Ministers of the G7 group of advanced economies today recognised multiple aspects of the IEA’s work on the clean energy transition and energy security, including a recent major report on how to put carbon dioxide emissions from heavy industries such as steel and cement on a path towards net zero.
After a two-day meeting in Berlin under Germany’s 2022 Presidency of the G7, Climate, Energy and Environment Ministers issued a communiqué setting out a wide range of actions to tackle “the triple global crisis of climate change, biodiversity loss and pollution” while condemning Russia’s invasion of Ukraine and warning of its consequences.
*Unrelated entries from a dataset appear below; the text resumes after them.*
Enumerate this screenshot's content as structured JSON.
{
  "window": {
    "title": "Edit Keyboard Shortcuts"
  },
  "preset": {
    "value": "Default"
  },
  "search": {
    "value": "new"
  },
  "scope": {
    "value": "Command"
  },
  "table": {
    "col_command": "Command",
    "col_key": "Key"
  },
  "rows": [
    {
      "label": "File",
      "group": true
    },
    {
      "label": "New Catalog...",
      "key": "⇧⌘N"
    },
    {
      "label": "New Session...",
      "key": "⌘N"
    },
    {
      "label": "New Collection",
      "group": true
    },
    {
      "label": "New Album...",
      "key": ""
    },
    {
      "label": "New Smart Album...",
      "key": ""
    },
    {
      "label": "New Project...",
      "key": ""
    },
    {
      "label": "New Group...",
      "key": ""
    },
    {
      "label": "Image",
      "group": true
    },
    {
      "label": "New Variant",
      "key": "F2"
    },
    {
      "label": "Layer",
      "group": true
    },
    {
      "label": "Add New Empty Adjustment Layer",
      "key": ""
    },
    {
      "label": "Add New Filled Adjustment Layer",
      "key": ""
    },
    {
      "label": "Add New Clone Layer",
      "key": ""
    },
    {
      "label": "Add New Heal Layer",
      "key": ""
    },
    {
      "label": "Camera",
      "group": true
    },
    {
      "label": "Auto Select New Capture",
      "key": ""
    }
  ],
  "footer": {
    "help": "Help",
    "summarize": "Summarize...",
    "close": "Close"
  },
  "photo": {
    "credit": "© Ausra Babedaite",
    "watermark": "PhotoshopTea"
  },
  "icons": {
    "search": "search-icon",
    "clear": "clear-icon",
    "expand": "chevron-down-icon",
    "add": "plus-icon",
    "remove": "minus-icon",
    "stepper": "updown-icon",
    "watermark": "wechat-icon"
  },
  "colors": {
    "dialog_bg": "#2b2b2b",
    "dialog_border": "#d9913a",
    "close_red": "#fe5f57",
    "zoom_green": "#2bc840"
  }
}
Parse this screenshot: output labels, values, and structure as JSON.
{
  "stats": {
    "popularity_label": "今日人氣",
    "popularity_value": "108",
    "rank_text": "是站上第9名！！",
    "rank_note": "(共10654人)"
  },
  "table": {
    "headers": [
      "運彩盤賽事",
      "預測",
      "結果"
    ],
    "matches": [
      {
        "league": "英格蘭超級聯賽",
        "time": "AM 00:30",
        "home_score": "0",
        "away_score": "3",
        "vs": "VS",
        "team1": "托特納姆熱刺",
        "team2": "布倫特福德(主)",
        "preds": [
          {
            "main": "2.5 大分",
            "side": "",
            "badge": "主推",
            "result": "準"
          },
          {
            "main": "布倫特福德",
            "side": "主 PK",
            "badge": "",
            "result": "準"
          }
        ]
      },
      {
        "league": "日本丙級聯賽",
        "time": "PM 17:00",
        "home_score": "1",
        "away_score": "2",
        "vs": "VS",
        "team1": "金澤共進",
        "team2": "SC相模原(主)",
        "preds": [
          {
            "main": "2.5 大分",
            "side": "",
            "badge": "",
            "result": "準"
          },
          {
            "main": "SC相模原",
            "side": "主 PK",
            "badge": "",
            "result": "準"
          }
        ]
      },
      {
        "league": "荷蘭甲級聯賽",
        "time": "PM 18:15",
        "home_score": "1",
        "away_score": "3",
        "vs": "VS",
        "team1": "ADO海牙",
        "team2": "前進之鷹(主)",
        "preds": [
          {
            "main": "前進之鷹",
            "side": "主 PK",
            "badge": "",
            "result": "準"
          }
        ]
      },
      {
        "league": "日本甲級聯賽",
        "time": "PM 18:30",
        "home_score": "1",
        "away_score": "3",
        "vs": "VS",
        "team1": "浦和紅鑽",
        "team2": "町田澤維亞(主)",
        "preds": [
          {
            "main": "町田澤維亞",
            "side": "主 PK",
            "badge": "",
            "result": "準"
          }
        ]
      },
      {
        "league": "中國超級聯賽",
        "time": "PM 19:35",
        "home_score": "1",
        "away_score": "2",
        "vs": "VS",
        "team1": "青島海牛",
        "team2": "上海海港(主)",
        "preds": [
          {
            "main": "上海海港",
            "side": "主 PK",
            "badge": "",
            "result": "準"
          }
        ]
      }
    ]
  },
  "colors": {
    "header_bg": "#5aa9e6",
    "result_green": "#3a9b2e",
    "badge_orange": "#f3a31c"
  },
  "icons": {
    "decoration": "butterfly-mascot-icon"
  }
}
The IEA’s analysis and activities were cited throughout the communiqué, spanning many key areas including efforts to improve energy efficiency, the need for increased investment in renewables, tracking of methane emissions, ensuring sufficient critical mineral supplies for clean energy technologies, and the IEA’s “timely” 10-Point Plan to Reduce the European Union’s Reliance on Russian Natural Gas and 10-Point Plan to Cut Oil Use, which were produced in response to the energy market impacts of Russia’s invasion.
Notably, the G7 Ministers committed to the goal of achieving predominantly decarbonised electricity sectors by 2035, as mapped out in an IEA report on the topic last October.
Today’s communiqué devoted particular attention the IEA’s recent report on Achieving Net Zero Heavy Industry Sectors in G7 Members, which was produced at the request of Germany’s G7 Presidency. The report lays out a series of recommendations for G7 economies to advance the transition towards near zero emission steel and cement production, building on the IEA’s landmark 2021 report Net Zero by 2050: A Roadmap for the Global Energy Sector.
“We welcome the report by the International Energy Agency on ‘Achieving Net Zero Heavy Industry Sectors in G7 Members’, especially its recommendations regarding the suitable policies and financing mechanisms on the pathway to near zero industry production and the suggested principles of common and practicable definitions of near-zero-emission materials production,” the Ministers said in the communiqué. The Ministerial meeting was led by Germany’s Federal Minister for Economic Affairs and Climate Protection Robert Habeck and Federal Minister for the Environment and Consumer Protection Steffi Lemke.
IEA Executive Director Fatih Birol addressed the G7 Ministers twice yesterday. His first presentation concerned the situation regarding global energy markets, the energy security challenges exacerbated by Russia’s invasion of Ukraine, and the state of the clean energy transition. His second took place in a special session devoted to the decarbonisation of heavy industries, which was focused around the analysis in the recent IEA report.
“I’m delighted by the close collaboration between the IEA and Germany's G7 Presidency under Minister Robert Habeck on how to meet the global challenge of bringing emissions from heavy industries to net zero,” said Dr Birol. “Our new report, and the G7’s backing of its recommendations, provides vital foundations for future international action.”
The IEA’s heavy industry work also significantly informed an annex to the G7 Ministerial communiqué on the Industrial Decarbonisation Agenda.